━━━━━ Exercise input ━━━━━
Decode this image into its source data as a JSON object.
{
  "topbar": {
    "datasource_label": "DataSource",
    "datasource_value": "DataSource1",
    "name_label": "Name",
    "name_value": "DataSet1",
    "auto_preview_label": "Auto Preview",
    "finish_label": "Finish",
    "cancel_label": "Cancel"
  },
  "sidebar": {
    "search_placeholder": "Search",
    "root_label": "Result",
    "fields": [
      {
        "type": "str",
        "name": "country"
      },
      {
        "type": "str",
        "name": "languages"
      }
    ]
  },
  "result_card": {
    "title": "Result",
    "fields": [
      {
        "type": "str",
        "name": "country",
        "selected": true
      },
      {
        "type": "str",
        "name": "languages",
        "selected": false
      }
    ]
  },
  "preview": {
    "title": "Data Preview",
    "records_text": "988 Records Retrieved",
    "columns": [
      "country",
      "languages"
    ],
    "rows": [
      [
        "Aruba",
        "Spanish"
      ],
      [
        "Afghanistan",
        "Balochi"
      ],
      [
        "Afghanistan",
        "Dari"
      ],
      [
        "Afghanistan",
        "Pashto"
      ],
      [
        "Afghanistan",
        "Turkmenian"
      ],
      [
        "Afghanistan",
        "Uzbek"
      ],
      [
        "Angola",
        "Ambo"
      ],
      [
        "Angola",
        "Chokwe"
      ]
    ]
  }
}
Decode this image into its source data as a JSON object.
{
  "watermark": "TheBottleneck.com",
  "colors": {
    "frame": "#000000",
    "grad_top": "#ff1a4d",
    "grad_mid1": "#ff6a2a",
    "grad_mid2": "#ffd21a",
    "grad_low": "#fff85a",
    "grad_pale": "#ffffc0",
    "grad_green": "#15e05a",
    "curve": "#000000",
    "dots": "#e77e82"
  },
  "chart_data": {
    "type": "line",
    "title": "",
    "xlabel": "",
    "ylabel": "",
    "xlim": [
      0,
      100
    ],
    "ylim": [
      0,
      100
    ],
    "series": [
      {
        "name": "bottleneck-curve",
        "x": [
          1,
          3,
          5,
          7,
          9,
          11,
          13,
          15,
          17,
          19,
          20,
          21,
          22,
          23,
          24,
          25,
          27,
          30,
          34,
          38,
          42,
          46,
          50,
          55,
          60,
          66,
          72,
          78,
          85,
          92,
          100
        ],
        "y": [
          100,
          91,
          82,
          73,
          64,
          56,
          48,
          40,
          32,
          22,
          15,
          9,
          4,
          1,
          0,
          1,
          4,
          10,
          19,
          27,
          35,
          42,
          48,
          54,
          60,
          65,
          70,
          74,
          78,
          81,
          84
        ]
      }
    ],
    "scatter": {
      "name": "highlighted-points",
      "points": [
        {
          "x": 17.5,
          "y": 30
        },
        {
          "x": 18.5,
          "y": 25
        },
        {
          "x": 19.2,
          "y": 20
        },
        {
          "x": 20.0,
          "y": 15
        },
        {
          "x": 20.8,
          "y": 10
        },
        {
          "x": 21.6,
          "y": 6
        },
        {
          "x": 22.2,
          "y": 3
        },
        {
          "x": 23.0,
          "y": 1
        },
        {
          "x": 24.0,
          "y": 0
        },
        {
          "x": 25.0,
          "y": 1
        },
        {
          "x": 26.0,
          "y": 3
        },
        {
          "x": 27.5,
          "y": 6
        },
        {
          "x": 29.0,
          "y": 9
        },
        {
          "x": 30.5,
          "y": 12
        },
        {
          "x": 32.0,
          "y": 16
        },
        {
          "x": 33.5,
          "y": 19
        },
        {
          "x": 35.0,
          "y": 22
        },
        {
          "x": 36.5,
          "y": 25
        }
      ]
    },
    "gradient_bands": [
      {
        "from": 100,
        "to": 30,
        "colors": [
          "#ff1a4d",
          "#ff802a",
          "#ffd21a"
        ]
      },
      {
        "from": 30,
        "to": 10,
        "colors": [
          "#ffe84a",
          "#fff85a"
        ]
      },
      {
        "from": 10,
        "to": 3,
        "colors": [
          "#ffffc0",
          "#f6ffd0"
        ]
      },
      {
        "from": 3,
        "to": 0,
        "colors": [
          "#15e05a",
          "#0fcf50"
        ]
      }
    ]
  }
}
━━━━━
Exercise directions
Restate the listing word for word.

Result of this task
Decode this image into its source data as a JSON object.
{
  "topbar": {
    "datasource_label": "DataSource",
    "datasource_value": "DataSource1",
    "name_label": "Name",
    "name_value": "DataSet1",
    "auto_preview_label": "Auto Preview",
    "finish_label": "Finish",
    "cancel_label": "Cancel"
  },
  "sidebar": {
    "search_placeholder": "Search",
    "root_label": "Result",
    "fields": [
      {
        "type": "str",
        "name": "country"
      },
      {
        "type": "str",
        "name": "languages"
      }
    ]
  },
  "result_card": {
    "title": "Result",
    "fields": [
      {
        "type": "str",
        "name": "country",
        "selected": true
      },
      {
        "type": "str",
        "name": "languages",
        "selected": false
      }
    ]
  },
  "preview": {
    "title": "Data Preview",
    "records_text": "988 Records Retrieved",
    "columns": [
      "country",
      "languages"
    ],
    "rows": [
      [
        "Aruba",
        "Spanish"
      ],
      [
        "Afghanistan",
        "Balochi"
      ],
      [
        "Afghanistan",
        "Dari"
      ],
      [
        "Afghanistan",
        "Pashto"
      ],
      [
        "Afghanistan",
        "Turkmenian"
      ],
      [
        "Afghanistan",
        "Uzbek"
      ],
      [
        "Angola",
        "Ambo"
      ],
      [
        "Angola",
        "Chokwe"
      ]
    ]
  }
}
Decode this image into its source data as a JSON object.
{
  "watermark": "TheBottleneck.com",
  "colors": {
    "frame": "#000000",
    "grad_top": "#ff1a4d",
    "grad_mid1": "#ff6a2a",
    "grad_mid2": "#ffd21a",
    "grad_low": "#fff85a",
    "grad_pale": "#ffffc0",
    "grad_green": "#15e05a",
    "curve": "#000000",
    "dots": "#e77e82"
  },
  "chart_data": {
    "type": "line",
    "title": "",
    "xlabel": "",
    "ylabel": "",
    "xlim": [
      0,
      100
    ],
    "ylim": [
      0,
      100
    ],
    "series": [
      {
        "name": "bottleneck-curve",
        "x": [
          1,
          3,
          5,
          7,
          9,
          11,
          13,
          15,
          17,
          19,
          20,
          21,
          22,
          23,
          24,
          25,
          27,
          30,
          34,
          38,
          42,
          46,
          50,
          55,
          60,
          66,
          72,
          78,
          85,
          92,
          100
        ],
        "y": [
          100,
          91,
          82,
          73,
          64,
          56,
          48,
          40,
          32,
          22,
          15,
          9,
          4,
          1,
          0,
          1,
          4,
          10,
          19,
          27,
          35,
          42,
          48,
          54,
          60,
          65,
          70,
          74,
          78,
          81,
          84
        ]
      }
    ],
    "scatter": {
      "name": "highlighted-points",
      "points": [
        {
          "x": 17.5,
          "y": 30
        },
        {
          "x": 18.5,
          "y": 25
        },
        {
          "x": 19.2,
          "y": 20
        },
        {
          "x": 20.0,
          "y": 15
        },
        {
          "x": 20.8,
          "y": 10
        },
        {
          "x": 21.6,
          "y": 6
        },
        {
          "x": 22.2,
          "y": 3
        },
        {
          "x": 23.0,
          "y": 1
        },
        {
          "x": 24.0,
          "y": 0
        },
        {
          "x": 25.0,
          "y": 1
        },
        {
          "x": 26.0,
          "y": 3
        },
        {
          "x": 27.5,
          "y": 6
        },
        {
          "x": 29.0,
          "y": 9
        },
        {
          "x": 30.5,
          "y": 12
        },
        {
          "x": 32.0,
          "y": 16
        },
        {
          "x": 33.5,
          "y": 19
        },
        {
          "x": 35.0,
          "y": 22
        },
        {
          "x": 36.5,
          "y": 25
        }
      ]
    },
    "gradient_bands": [
      {
        "from": 100,
        "to": 30,
        "colors": [
          "#ff1a4d",
          "#ff802a",
          "#ffd21a"
        ]
      },
      {
        "from": 30,
        "to": 10,
        "colors": [
          "#ffe84a",
          "#fff85a"
        ]
      },
      {
        "from": 10,
        "to": 3,
        "colors": [
          "#ffffc0",
          "#f6ffd0"
        ]
      },
      {
        "from": 3,
        "to": 0,
        "colors": [
          "#15e05a",
          "#0fcf50"
        ]
      }
    ]
  }
}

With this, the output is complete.